Fortunately, asthma can be effectively managed with the right treatment approach. The goal of asthma therapy is to control symptoms, improve lung function, and minimize the risk of asthma attacks.

Asthma Medications

Asthma medications can be broadly categorized into two types:

  • Controller Medications: These medications are taken regularly to control and prevent asthma symptoms. They include inhaled corticosteroids, long-acting beta-agonists, leukotriene modifiers, and biologics.
  • Reliever Medications: These medications provide quick relief during asthma attacks. Short-acting beta-agonists, such as albuterol, are commonly used as relievers.
asthma treatment

Asthma Inhalers

Many asthma medications are delivered through inhalers, which allow the medication to reach the airways directly. For therapy to be successful, proper inhaler technique is essential. It’s essential to learn how to use your inhaler correctly and follow your healthcare provider’s instructions.
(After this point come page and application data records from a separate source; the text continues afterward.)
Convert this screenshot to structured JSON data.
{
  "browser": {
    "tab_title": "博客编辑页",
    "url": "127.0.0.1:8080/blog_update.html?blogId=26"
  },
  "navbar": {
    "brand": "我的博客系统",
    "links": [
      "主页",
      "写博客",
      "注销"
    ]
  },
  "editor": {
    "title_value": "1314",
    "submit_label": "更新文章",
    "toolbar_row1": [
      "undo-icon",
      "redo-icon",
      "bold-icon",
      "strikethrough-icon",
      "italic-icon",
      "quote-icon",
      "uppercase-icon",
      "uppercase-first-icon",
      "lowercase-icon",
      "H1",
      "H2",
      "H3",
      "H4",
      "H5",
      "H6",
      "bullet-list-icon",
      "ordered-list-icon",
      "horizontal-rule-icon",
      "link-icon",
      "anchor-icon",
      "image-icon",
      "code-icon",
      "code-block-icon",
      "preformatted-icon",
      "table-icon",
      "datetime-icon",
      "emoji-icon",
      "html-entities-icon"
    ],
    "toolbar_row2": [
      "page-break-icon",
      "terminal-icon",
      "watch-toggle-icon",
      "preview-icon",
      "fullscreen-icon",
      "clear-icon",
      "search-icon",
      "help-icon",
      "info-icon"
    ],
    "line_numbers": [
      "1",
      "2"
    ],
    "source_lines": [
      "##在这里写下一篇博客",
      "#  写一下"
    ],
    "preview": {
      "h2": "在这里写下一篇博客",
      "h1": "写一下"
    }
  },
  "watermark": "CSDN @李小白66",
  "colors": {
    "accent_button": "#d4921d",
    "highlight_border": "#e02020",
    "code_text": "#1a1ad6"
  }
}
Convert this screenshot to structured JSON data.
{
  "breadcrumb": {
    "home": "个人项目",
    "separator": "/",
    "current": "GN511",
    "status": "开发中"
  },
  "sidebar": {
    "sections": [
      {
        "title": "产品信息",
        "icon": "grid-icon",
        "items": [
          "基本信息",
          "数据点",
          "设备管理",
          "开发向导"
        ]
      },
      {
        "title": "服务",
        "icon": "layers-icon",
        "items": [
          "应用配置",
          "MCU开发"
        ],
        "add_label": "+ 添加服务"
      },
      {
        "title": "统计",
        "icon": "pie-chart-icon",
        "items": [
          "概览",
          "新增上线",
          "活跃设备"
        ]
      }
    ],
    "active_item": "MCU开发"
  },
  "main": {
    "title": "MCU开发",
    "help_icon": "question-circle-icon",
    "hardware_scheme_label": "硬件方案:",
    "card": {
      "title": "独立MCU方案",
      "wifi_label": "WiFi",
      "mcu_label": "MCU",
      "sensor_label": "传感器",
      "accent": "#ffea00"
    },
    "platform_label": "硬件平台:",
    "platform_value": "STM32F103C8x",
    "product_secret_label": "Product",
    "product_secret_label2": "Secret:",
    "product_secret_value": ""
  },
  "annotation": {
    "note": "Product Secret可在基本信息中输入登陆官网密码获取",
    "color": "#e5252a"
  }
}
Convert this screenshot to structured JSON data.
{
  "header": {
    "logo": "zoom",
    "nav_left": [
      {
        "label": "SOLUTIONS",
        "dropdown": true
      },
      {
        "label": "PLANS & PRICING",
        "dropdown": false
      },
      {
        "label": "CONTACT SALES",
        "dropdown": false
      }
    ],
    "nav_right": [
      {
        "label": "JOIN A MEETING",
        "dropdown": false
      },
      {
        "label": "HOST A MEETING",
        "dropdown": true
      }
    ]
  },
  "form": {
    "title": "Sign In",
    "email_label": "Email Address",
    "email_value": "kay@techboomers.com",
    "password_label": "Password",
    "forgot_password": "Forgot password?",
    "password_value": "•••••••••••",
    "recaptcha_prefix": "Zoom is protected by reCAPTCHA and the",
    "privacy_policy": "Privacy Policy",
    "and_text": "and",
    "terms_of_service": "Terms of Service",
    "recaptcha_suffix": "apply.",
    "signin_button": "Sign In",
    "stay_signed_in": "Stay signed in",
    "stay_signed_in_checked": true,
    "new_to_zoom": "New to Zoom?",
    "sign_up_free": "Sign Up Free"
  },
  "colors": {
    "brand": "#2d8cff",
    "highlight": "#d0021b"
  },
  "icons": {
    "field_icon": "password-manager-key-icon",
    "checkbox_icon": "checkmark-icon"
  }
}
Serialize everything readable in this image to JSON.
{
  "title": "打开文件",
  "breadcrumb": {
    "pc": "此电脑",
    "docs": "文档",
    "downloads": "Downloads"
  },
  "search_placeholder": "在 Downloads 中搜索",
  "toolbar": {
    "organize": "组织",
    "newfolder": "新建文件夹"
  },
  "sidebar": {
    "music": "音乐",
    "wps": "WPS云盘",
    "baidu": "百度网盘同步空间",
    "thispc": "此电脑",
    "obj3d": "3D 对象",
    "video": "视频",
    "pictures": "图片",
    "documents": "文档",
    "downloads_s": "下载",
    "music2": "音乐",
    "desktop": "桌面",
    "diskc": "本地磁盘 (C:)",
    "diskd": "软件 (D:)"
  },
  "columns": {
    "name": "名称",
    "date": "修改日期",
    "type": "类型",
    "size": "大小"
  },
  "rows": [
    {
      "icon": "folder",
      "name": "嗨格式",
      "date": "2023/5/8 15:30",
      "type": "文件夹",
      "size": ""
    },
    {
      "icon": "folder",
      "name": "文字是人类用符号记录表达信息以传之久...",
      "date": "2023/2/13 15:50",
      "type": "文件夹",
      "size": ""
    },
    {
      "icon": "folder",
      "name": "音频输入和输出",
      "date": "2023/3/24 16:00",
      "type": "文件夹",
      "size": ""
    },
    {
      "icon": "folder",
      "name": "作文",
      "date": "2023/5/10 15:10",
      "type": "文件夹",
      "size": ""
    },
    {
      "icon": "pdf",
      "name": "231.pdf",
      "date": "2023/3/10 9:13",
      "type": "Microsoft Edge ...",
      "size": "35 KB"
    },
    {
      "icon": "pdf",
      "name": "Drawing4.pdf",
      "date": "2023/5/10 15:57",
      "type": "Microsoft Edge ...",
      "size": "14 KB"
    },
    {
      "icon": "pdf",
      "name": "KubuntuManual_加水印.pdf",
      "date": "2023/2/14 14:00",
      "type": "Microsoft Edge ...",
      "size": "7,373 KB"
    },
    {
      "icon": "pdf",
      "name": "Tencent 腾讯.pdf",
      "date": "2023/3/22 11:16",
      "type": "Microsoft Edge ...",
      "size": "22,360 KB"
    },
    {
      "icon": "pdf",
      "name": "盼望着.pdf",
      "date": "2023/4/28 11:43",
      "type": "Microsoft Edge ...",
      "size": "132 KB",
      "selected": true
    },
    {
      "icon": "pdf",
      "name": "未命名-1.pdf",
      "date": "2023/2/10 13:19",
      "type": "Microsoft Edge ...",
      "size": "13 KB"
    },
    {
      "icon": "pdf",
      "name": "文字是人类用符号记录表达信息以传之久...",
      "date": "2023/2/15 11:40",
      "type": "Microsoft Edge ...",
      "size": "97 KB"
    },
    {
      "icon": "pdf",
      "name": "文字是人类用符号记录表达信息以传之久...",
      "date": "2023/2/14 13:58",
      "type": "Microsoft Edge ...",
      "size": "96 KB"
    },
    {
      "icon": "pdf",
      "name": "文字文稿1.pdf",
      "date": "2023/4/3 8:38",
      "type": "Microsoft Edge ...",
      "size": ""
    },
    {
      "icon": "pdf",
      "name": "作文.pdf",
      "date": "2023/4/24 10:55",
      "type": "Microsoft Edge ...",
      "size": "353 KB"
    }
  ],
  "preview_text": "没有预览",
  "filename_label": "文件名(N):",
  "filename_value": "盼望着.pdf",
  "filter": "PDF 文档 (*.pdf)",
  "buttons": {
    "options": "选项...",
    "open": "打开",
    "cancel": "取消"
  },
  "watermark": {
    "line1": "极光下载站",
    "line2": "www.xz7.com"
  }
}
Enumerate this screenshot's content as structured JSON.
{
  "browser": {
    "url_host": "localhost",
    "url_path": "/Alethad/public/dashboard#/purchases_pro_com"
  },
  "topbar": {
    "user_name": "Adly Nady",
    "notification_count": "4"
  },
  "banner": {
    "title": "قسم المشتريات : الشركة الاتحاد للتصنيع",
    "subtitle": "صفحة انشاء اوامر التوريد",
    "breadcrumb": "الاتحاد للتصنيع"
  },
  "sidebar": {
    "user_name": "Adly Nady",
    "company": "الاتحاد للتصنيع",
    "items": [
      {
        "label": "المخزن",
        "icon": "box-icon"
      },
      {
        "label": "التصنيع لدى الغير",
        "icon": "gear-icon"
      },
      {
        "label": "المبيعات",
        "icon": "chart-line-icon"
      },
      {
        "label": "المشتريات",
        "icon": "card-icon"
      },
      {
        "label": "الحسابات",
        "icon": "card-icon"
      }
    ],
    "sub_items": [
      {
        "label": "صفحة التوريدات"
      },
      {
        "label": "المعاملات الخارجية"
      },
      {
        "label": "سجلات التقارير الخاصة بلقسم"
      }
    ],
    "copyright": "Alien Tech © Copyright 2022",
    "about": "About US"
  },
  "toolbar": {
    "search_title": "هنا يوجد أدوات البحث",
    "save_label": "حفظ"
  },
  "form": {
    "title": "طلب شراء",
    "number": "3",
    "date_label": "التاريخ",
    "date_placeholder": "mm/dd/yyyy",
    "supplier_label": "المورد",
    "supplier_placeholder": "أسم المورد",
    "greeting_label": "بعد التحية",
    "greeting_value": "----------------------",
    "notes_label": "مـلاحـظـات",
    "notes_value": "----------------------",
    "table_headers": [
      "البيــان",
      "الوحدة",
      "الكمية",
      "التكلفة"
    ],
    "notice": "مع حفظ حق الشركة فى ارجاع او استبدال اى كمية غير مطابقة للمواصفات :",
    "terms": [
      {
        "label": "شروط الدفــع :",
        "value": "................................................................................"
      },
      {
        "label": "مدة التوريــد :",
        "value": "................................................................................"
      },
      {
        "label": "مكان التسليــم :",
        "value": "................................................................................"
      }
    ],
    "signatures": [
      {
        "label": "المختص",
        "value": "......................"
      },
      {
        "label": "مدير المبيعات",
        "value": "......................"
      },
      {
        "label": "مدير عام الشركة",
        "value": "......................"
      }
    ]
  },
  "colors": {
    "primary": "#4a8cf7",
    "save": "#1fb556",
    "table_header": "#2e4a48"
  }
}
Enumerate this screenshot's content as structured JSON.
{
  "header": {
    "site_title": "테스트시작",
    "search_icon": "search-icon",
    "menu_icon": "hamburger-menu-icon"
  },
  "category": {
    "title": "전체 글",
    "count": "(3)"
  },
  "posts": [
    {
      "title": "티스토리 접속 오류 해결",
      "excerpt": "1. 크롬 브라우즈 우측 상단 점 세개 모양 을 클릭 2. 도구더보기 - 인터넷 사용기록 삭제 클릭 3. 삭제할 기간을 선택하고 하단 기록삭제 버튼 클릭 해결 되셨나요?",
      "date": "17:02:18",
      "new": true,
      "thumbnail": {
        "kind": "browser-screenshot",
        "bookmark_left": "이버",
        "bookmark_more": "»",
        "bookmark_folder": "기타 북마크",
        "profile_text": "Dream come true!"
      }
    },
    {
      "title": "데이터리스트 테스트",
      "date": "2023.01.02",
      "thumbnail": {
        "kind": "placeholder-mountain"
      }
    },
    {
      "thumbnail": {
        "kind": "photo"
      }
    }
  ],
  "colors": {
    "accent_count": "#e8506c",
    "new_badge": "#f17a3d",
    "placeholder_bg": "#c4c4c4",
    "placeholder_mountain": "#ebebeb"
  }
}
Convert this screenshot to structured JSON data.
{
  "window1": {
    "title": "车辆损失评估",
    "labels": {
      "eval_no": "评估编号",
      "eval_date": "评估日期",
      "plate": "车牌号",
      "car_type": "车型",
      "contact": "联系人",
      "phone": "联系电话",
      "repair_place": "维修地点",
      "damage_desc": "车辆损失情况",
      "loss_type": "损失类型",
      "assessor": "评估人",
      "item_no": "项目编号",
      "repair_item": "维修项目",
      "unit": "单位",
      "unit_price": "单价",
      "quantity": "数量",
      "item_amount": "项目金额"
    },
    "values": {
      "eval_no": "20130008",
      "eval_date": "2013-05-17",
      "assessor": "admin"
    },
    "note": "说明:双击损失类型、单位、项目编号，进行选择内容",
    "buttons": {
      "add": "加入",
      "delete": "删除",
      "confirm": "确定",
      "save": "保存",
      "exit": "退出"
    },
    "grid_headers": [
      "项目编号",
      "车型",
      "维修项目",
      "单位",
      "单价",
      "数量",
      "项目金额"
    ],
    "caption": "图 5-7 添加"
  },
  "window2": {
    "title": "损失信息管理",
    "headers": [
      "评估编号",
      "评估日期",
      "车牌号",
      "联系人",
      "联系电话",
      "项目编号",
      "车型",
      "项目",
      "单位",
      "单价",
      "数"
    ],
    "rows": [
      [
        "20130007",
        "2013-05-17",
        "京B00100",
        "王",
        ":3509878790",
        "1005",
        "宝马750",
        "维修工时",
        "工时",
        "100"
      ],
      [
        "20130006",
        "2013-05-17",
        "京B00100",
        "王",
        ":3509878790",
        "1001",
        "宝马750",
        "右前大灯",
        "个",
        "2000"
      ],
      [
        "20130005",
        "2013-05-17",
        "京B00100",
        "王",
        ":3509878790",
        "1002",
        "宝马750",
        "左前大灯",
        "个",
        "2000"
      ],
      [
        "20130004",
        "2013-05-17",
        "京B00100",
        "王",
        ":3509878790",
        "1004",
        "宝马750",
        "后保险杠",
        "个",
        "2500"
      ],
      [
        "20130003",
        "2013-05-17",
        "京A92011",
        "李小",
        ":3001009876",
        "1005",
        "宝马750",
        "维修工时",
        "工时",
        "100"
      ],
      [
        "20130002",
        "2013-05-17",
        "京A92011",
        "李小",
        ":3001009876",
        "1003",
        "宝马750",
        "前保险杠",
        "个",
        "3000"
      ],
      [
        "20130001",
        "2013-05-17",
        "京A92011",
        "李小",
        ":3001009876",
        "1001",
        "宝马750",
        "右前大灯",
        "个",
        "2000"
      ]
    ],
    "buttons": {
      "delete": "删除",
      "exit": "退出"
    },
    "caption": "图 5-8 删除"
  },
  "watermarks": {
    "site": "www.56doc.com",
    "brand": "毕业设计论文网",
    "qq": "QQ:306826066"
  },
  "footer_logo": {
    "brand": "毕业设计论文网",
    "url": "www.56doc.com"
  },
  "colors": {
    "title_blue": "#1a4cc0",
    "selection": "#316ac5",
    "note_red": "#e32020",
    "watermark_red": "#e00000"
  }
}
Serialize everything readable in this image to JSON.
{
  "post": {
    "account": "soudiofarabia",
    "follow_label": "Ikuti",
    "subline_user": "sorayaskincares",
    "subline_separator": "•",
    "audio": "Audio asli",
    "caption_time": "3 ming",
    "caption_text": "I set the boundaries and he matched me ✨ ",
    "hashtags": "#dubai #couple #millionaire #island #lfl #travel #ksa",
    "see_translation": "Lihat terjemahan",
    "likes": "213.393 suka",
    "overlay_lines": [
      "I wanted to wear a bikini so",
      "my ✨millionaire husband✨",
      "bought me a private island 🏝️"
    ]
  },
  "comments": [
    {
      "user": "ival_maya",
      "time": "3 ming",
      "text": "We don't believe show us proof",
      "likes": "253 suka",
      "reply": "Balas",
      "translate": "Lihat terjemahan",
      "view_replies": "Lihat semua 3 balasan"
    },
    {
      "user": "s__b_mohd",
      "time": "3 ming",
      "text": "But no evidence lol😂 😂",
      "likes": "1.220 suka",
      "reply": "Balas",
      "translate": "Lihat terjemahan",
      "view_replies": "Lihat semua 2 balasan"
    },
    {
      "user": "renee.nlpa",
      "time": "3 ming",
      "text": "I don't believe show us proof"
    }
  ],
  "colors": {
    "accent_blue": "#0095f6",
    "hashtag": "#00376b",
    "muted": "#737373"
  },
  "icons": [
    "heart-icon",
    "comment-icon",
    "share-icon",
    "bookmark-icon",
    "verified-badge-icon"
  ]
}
Asthma Therapy

In addition to medications, asthma therapy may include:

  • Allergen Immunotherapy: Allergy shots or tablets may be recommended for individuals with allergic asthma to reduce sensitivity to allergens.
  • Lifestyle Changes: Managing asthma often involves making lifestyle adjustments, such as avoiding triggers, maintaining a healthy weight, and staying physically active.
  • Education: Learning about asthma, its triggers, and how to manage it is a crucial aspect of treatment.

Asthma Management Plan

Individuals with asthma should work with their healthcare provider to develop a personalized asthma management plan. This plan outlines how to manage asthma on a daily basis and what steps to take in the event of an asthma attack.

Asthma Prevention

Preventing asthma symptoms and attacks is a key goal of asthma management. While it may not be possible to eliminate asthma entirely, there are several steps individuals can take to reduce the risk of asthma-related issues.

Allergic Asthma Prevention

For individuals with allergic asthma, prevention strategies include:

  • Allergen Avoidance: Identify and minimize exposure to allergens that trigger asthma symptoms. This may involve using air purifiers, allergen-proof covers for bedding, and regular cleaning.
  • Allergen Immunotherapy: Consider allergy shots or tablets to desensitize the immune system to specific allergens.

Non-Allergic Asthma Prevention

For those with non-allergic asthma, prevention strategies may involve:

  • Avoiding Irritants: Take steps to avoid irritants such as smoke, strong odors, and air pollution.
  • Cold Air Precautions: During cold weather, covering the nose and mouth with a scarf can help warm and humidify the air before breathing it in.
  • Managing Stress: Stress reduction techniques like deep breathing exercises or mindfulness may help reduce asthma symptoms triggered by stress.

Asthma is a common chronic respiratory condition that can significantly impact an individual’s life if not properly managed. Understanding the symptoms, types, triggers, and treatment options for asthma is essential for maintaining good health and quality of life. By working closely with healthcare providers, following an asthma management plan, and taking steps to prevent asthma attacks, individuals with asthma can lead active and fulfilling lives despite their condition. If you or a loved one has asthma, remember that effective management is the key to controlling this chronic disease and enjoying a symptom-free life.


Chronic respiratory disease known as asthma damages the lungs’ airways, producing inflammation and constriction that makes breathing challenging.

Common asthma symptoms include wheezing, shortness of breath, coughing (especially at night or early morning), chest tightness, and increased mucus production.

Asthma attacks can be triggered by various factors, including allergens (e.g., pollen, dust mites), respiratory infections, cold air, smoke, and stress.

Yes, there are different types of asthma, with allergic asthma (triggered by allergens) and non-allergic asthma (triggered by other factors) being the most common.

Asthma attacks are treated with reliever medications, such as short-acting beta-agonists, which provide quick relief by relaxing the airways.

Scroll to Top